### Given entries:
********************
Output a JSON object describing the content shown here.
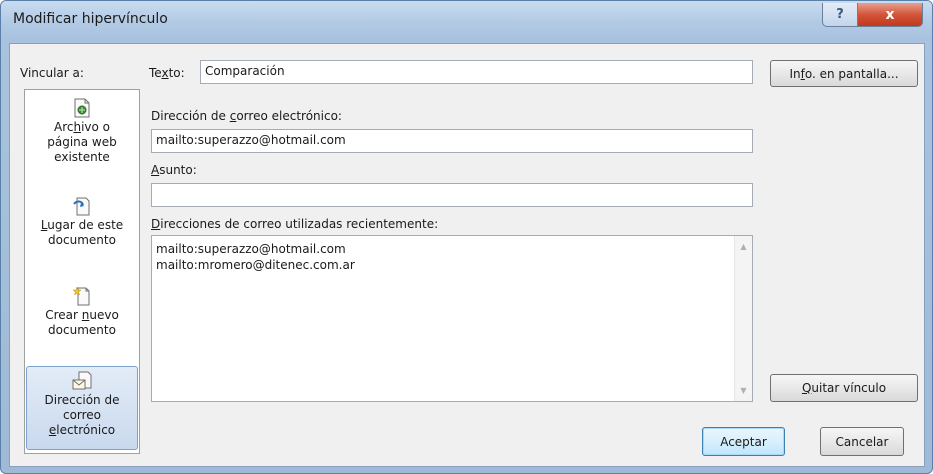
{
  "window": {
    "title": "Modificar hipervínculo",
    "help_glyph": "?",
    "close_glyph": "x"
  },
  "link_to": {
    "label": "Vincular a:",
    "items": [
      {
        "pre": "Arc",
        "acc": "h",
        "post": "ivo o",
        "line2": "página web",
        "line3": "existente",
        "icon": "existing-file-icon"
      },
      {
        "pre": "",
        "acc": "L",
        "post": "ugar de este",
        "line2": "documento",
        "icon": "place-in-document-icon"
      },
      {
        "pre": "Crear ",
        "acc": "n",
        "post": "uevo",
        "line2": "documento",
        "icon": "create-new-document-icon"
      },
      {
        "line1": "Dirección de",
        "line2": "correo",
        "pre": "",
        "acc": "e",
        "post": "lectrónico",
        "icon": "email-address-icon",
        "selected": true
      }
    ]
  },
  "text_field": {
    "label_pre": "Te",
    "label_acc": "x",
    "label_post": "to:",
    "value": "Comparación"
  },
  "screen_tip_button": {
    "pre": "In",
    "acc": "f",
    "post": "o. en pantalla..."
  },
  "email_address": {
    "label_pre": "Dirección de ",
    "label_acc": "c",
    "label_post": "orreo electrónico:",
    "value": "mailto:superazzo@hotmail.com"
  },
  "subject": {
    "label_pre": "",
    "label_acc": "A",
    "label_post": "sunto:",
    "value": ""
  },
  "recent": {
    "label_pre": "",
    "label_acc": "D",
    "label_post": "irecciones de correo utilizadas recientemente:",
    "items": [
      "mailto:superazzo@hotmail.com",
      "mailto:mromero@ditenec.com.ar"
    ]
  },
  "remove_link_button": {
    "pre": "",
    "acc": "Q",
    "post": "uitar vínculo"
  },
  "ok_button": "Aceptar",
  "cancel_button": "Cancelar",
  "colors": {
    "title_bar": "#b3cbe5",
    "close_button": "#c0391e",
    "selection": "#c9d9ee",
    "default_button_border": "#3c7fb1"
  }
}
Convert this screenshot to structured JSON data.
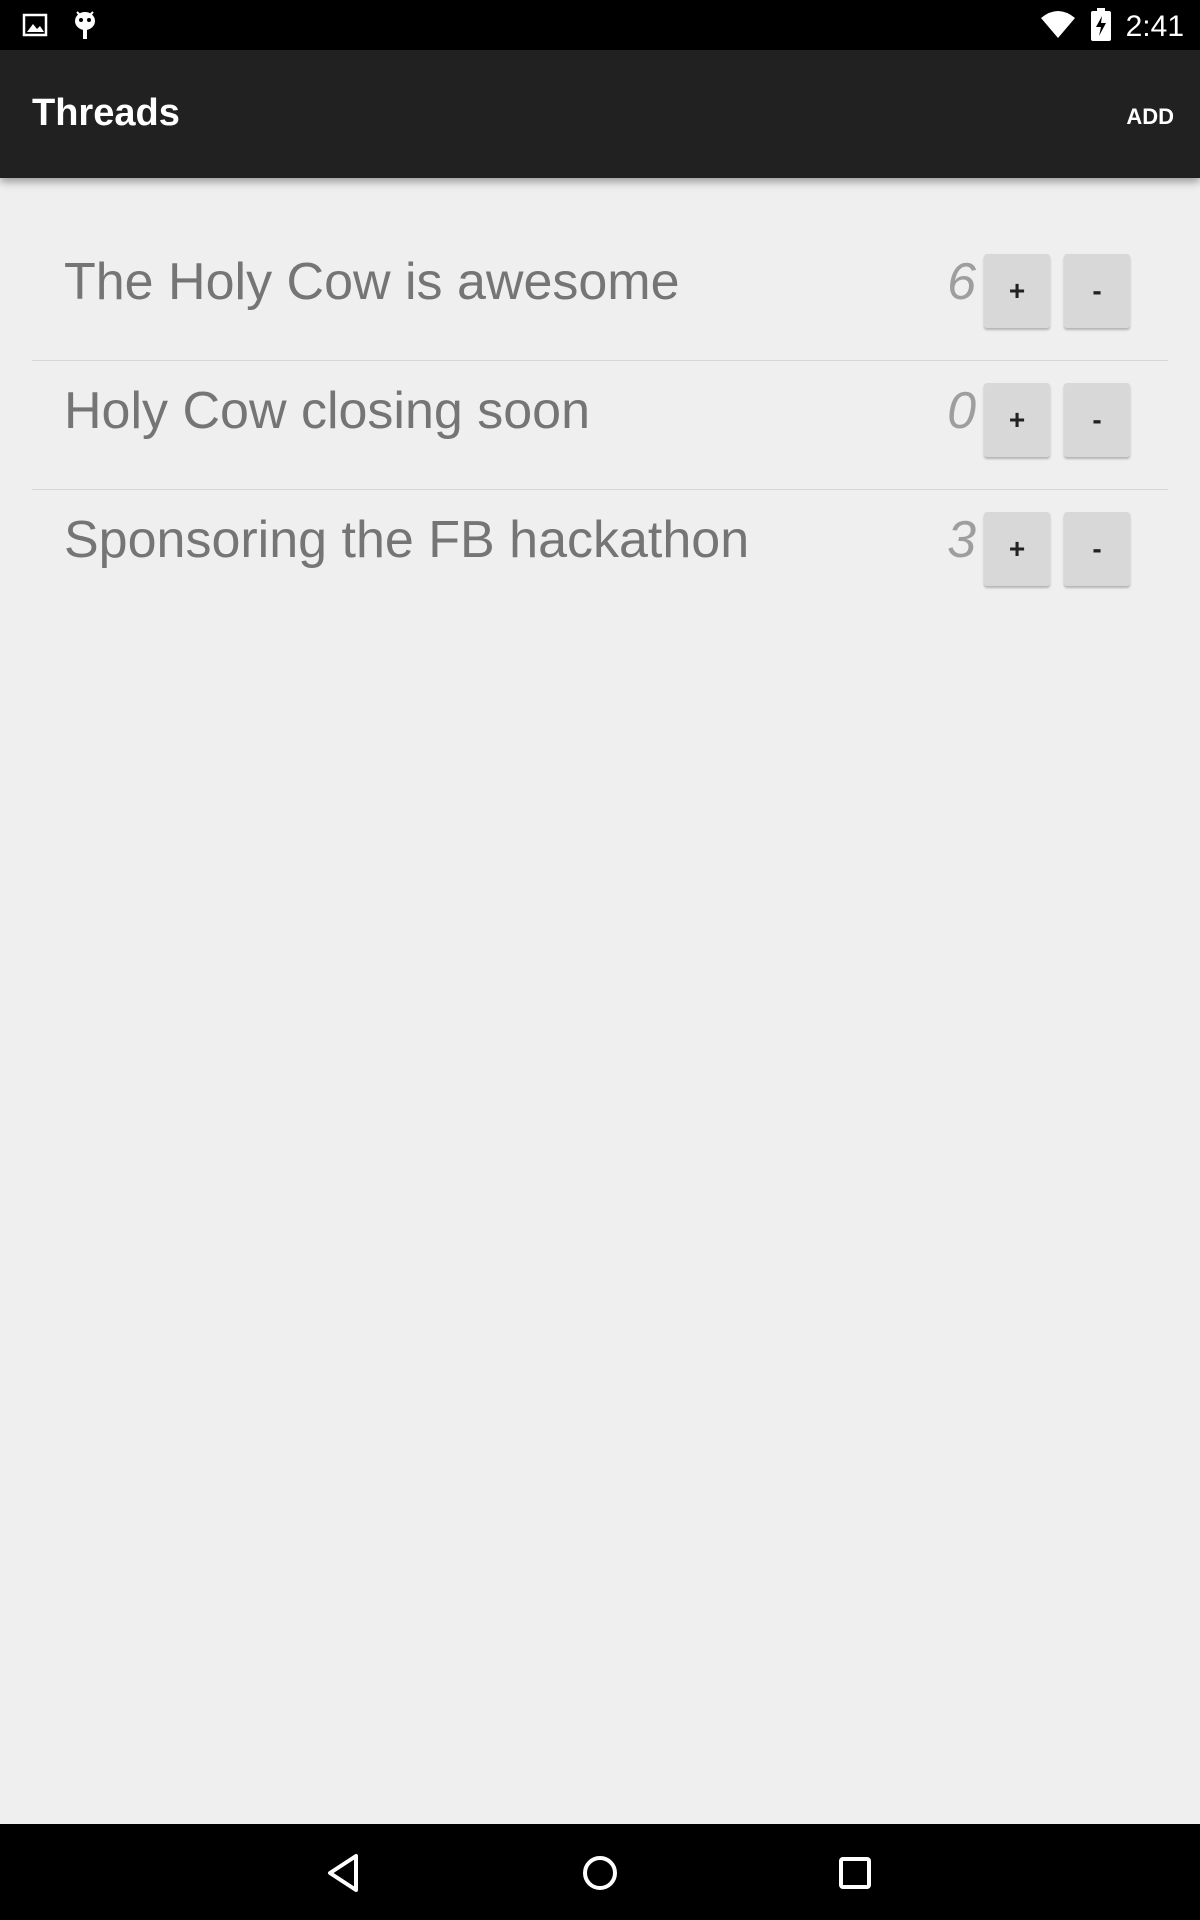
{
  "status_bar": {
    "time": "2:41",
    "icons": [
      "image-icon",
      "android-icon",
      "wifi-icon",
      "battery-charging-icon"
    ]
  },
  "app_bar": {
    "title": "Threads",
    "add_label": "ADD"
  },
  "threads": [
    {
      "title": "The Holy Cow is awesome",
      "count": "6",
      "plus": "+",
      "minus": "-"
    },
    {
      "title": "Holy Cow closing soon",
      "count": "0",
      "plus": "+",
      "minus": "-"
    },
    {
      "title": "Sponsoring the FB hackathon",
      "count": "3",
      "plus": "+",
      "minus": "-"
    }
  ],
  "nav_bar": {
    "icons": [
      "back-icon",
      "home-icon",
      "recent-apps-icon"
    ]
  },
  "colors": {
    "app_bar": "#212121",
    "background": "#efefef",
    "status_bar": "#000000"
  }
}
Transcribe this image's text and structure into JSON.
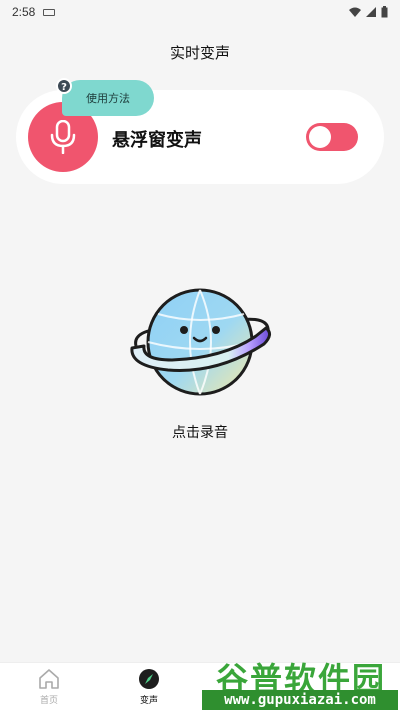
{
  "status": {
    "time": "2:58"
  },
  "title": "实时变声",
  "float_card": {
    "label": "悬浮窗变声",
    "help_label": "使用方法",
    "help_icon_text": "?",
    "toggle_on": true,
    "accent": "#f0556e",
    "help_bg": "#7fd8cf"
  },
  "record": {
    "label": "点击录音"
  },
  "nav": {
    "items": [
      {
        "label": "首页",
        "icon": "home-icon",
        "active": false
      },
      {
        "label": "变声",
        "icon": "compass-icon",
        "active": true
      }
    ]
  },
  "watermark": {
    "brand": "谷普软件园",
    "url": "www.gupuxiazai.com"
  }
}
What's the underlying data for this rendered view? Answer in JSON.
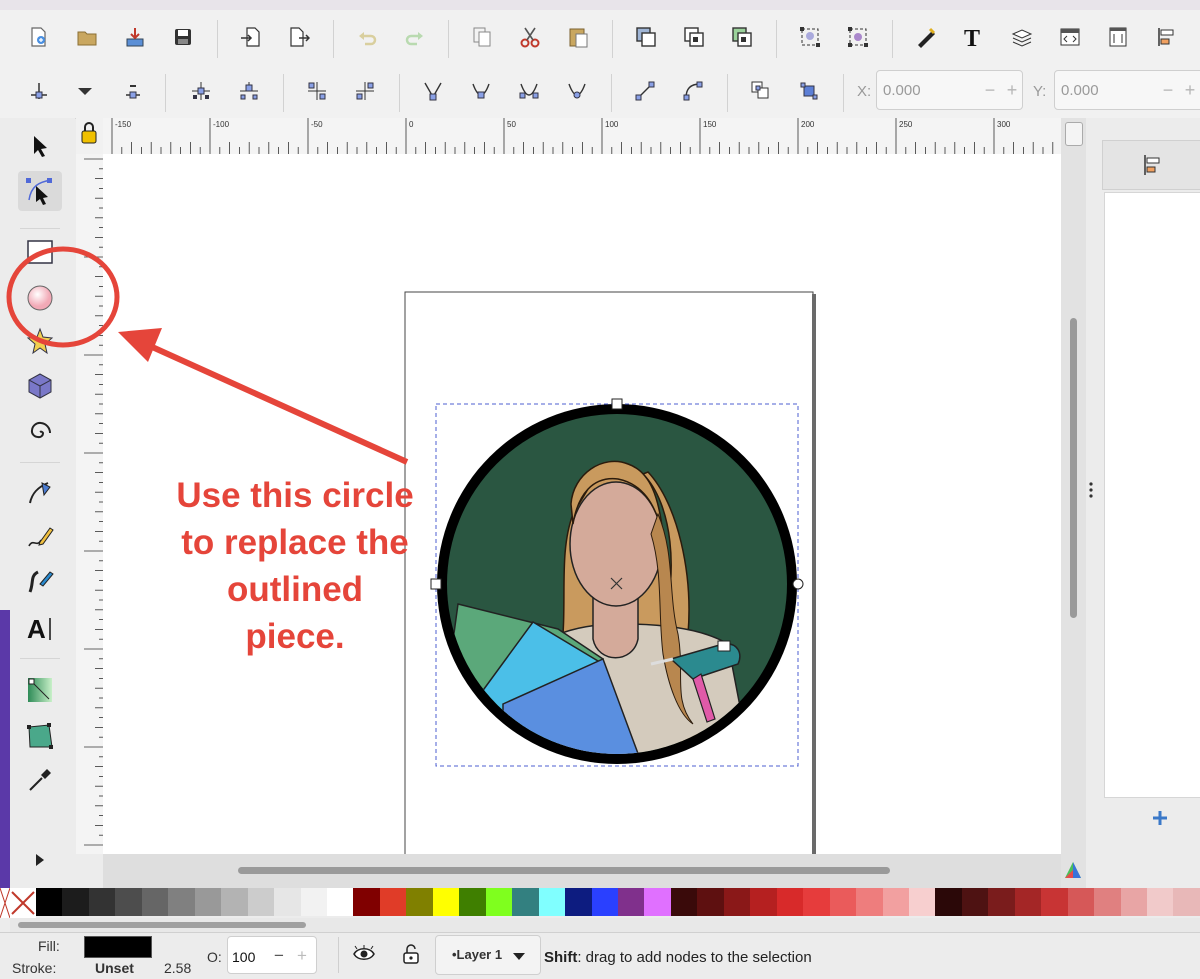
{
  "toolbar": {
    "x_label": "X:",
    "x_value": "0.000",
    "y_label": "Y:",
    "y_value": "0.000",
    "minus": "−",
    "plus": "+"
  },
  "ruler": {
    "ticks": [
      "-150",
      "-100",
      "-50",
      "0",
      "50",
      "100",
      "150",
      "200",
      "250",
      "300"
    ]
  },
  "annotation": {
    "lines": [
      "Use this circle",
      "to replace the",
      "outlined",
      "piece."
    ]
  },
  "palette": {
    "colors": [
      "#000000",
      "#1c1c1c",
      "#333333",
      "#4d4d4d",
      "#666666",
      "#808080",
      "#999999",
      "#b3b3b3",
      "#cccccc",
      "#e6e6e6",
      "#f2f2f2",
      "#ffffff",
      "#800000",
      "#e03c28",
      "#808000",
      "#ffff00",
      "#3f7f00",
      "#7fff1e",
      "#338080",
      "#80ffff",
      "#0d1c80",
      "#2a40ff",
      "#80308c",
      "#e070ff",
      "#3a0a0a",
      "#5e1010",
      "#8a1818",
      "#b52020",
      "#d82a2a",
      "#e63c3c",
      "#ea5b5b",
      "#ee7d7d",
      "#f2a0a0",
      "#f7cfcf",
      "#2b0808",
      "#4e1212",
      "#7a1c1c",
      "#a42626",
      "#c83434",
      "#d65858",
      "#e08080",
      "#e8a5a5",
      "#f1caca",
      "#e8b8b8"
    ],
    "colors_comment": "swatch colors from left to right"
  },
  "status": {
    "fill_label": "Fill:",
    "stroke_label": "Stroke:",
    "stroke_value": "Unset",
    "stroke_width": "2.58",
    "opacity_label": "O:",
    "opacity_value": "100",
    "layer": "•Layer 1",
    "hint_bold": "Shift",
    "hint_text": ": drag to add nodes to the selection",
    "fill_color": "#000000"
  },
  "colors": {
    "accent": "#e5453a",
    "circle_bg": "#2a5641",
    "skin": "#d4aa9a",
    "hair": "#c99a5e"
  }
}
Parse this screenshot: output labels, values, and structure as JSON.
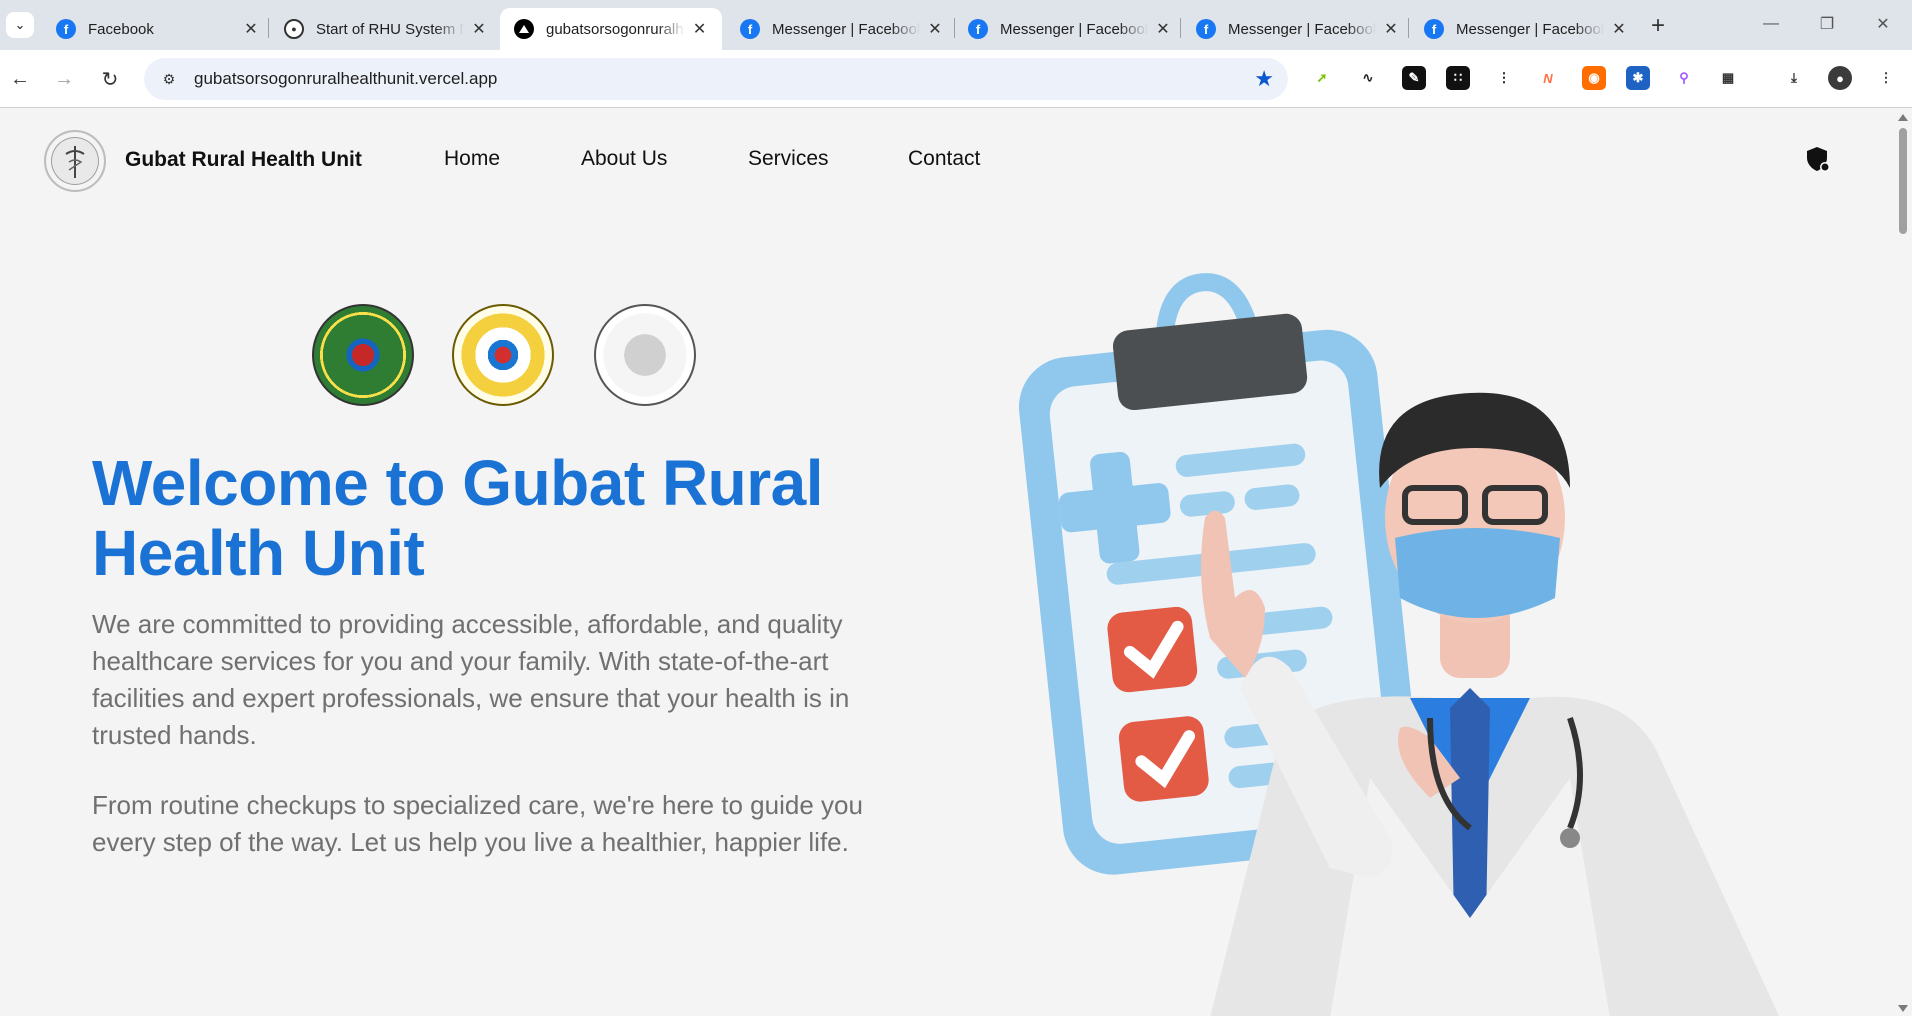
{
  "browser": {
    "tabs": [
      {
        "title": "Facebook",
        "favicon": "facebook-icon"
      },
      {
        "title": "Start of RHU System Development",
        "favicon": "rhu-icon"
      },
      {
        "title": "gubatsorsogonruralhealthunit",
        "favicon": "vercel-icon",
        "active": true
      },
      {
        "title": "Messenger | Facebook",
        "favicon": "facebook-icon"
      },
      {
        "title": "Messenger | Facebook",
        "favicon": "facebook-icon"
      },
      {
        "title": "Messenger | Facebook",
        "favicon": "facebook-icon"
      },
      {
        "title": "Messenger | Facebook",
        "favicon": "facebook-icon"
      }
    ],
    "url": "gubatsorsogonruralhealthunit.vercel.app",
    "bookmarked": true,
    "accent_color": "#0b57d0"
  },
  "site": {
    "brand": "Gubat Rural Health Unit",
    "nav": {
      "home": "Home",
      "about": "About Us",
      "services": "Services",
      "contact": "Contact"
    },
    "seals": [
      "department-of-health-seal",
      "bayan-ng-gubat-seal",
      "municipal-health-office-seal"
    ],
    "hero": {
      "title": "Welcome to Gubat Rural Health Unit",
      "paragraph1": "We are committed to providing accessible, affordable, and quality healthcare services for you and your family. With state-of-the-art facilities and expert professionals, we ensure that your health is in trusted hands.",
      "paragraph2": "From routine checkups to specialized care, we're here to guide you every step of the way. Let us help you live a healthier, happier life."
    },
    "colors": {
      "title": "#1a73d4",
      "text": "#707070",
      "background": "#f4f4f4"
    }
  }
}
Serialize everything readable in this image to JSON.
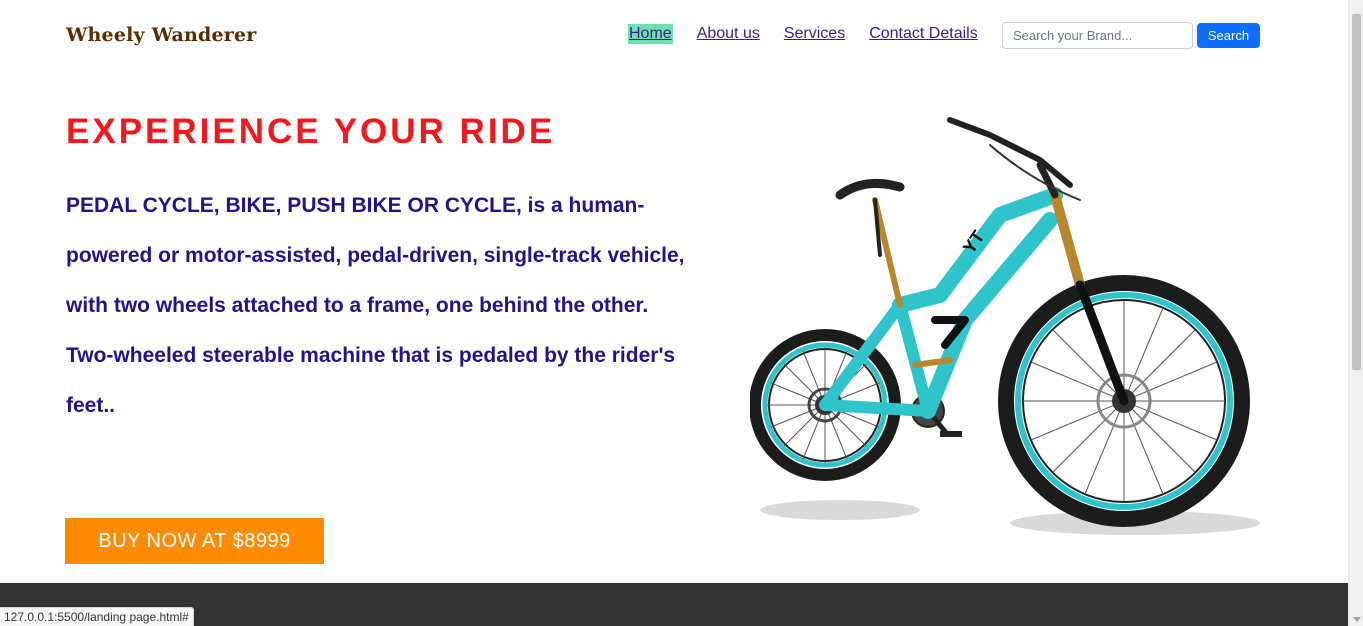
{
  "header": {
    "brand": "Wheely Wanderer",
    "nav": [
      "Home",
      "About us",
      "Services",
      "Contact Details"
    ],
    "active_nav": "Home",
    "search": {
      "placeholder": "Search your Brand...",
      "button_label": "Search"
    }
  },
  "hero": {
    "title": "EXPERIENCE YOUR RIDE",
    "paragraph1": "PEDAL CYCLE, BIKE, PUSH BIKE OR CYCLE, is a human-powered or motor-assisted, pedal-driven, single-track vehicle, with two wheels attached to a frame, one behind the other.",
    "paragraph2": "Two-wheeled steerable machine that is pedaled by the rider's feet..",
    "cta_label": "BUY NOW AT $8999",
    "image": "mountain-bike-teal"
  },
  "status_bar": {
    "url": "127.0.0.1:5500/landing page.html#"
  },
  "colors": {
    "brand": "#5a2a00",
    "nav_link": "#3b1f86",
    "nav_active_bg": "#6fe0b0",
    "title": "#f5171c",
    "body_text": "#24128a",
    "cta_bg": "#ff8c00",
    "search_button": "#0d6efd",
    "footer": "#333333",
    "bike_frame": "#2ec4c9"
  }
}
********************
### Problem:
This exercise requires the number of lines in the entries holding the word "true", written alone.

### Response below:
5